I have heard a lot of talk from readers: some say that very little has changed, others say that a lot has changed. In an interview I conducted with local retailer Ken Brown of Drawn to Comics (interview coming soon), he mentioned that it seems like the A-List characters had little to no change and the lesser known characters are rebooted.
Is this true? Based on only on the titles I have read, I would agree. Jonah Hex may not be an A-lister in some people's mind, but he is a long established DC character. Hex has not changed, but Grifter and Voodoo have been rebooted.
If this is the route that DC has taken, A-list characters remaining basically the same and minor characters being completely rebooted, then it may well be a brilliant move. Why? This could be DC's "hook."
Relaunch DC and keep your A-listers everyone knows 75% to 80% the same and use these recognizable characters to draw in the new audience. Reboot your minor characters with new origins and personalities and introduce them fresh to new readers who may not know who they are.
This could satisfy established readers and ease new readers into the new DC. At the same time it could be the launching point to reboot B-list and below characters and hopefully create new superstars.
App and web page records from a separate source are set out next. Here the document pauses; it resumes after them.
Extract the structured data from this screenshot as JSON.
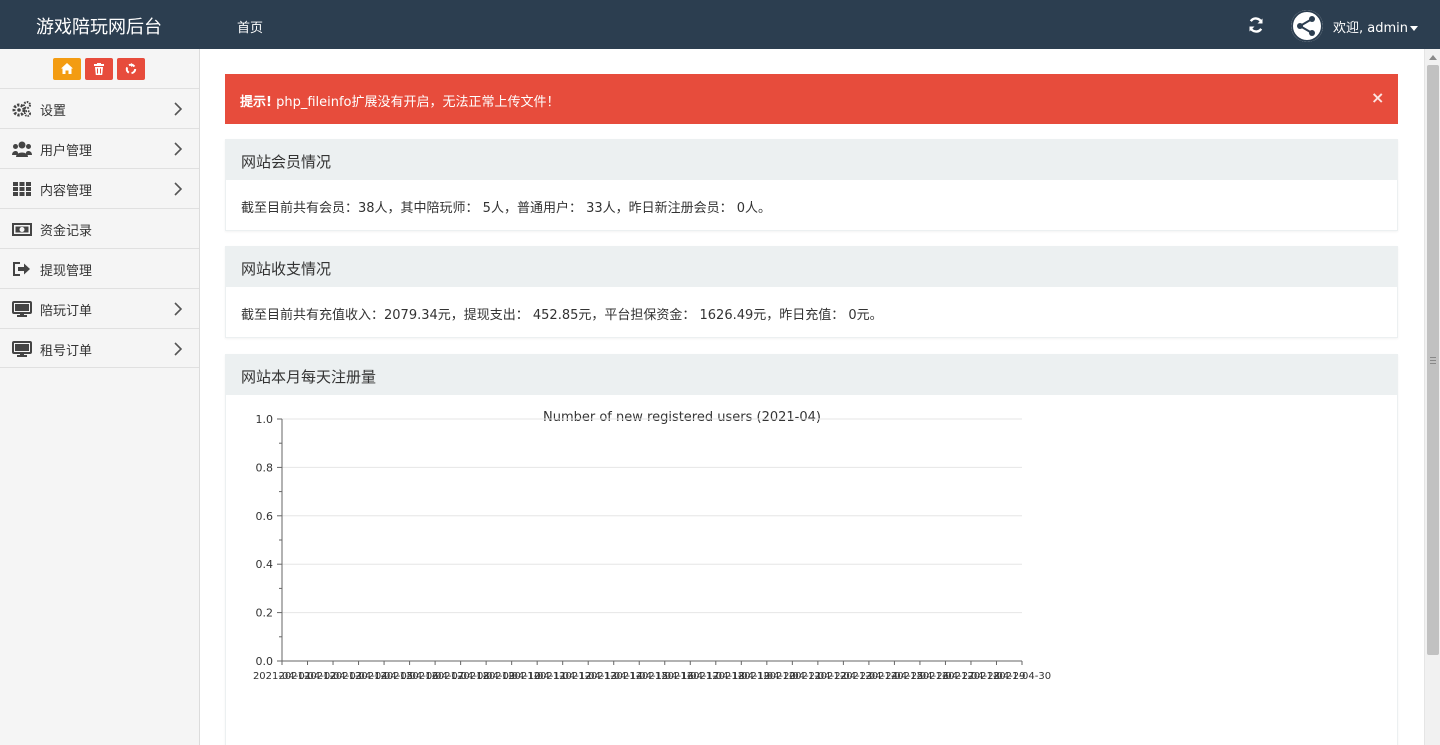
{
  "header": {
    "brand": "游戏陪玩网后台",
    "nav_home": "首页",
    "user_label": "欢迎, admin"
  },
  "sidebar": {
    "quick_buttons": [
      {
        "icon": "home-icon",
        "color": "#f39c12"
      },
      {
        "icon": "trash-icon",
        "color": "#e74c3c"
      },
      {
        "icon": "recycle-icon",
        "color": "#e74c3c"
      }
    ],
    "items": [
      {
        "label": "设置",
        "icon": "gears-icon",
        "has_children": true
      },
      {
        "label": "用户管理",
        "icon": "users-icon",
        "has_children": true
      },
      {
        "label": "内容管理",
        "icon": "grid-icon",
        "has_children": true
      },
      {
        "label": "资金记录",
        "icon": "money-icon",
        "has_children": false
      },
      {
        "label": "提现管理",
        "icon": "sign-out-icon",
        "has_children": false
      },
      {
        "label": "陪玩订单",
        "icon": "desktop-icon",
        "has_children": true
      },
      {
        "label": "租号订单",
        "icon": "desktop-icon",
        "has_children": true
      }
    ]
  },
  "alert": {
    "prefix": "提示!",
    "message": "php_fileinfo扩展没有开启，无法正常上传文件！",
    "close": "×"
  },
  "panels": {
    "members": {
      "title": "网站会员情况",
      "text": "截至目前共有会员：38人，其中陪玩师： 5人，普通用户： 33人，昨日新注册会员： 0人。"
    },
    "finance": {
      "title": "网站收支情况",
      "text": "截至目前共有充值收入：2079.34元，提现支出： 452.85元，平台担保资金： 1626.49元，昨日充值： 0元。"
    },
    "registrations": {
      "title": "网站本月每天注册量"
    }
  },
  "colors": {
    "navbar": "#2c3e50",
    "alert": "#e74c3c",
    "panel_heading": "#ecf0f1",
    "home_button": "#f39c12",
    "danger_button": "#e74c3c"
  },
  "chart_data": {
    "type": "line",
    "title": "Number of new registered users (2021-04)",
    "x": [
      "2021-04-01",
      "2021-04-02",
      "2021-04-03",
      "2021-04-04",
      "2021-04-05",
      "2021-04-06",
      "2021-04-07",
      "2021-04-08",
      "2021-04-09",
      "2021-04-10",
      "2021-04-11",
      "2021-04-12",
      "2021-04-13",
      "2021-04-14",
      "2021-04-15",
      "2021-04-16",
      "2021-04-17",
      "2021-04-18",
      "2021-04-19",
      "2021-04-20",
      "2021-04-21",
      "2021-04-22",
      "2021-04-23",
      "2021-04-24",
      "2021-04-25",
      "2021-04-26",
      "2021-04-27",
      "2021-04-28",
      "2021-04-29",
      "2021-04-30"
    ],
    "series": [],
    "yticks": [
      "0.0",
      "0.2",
      "0.4",
      "0.6",
      "0.8",
      "1.0"
    ],
    "ylim": [
      0,
      1
    ],
    "xlabel": "",
    "ylabel": "",
    "grid": true
  }
}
So far, DC seems to be firing on all cylinders and the Good I mentioned in Finite Possibilities; Or, the New 52: the Good, the Bad, the Nothing seem to be following their script.
Thanksgiving, 'nuff said.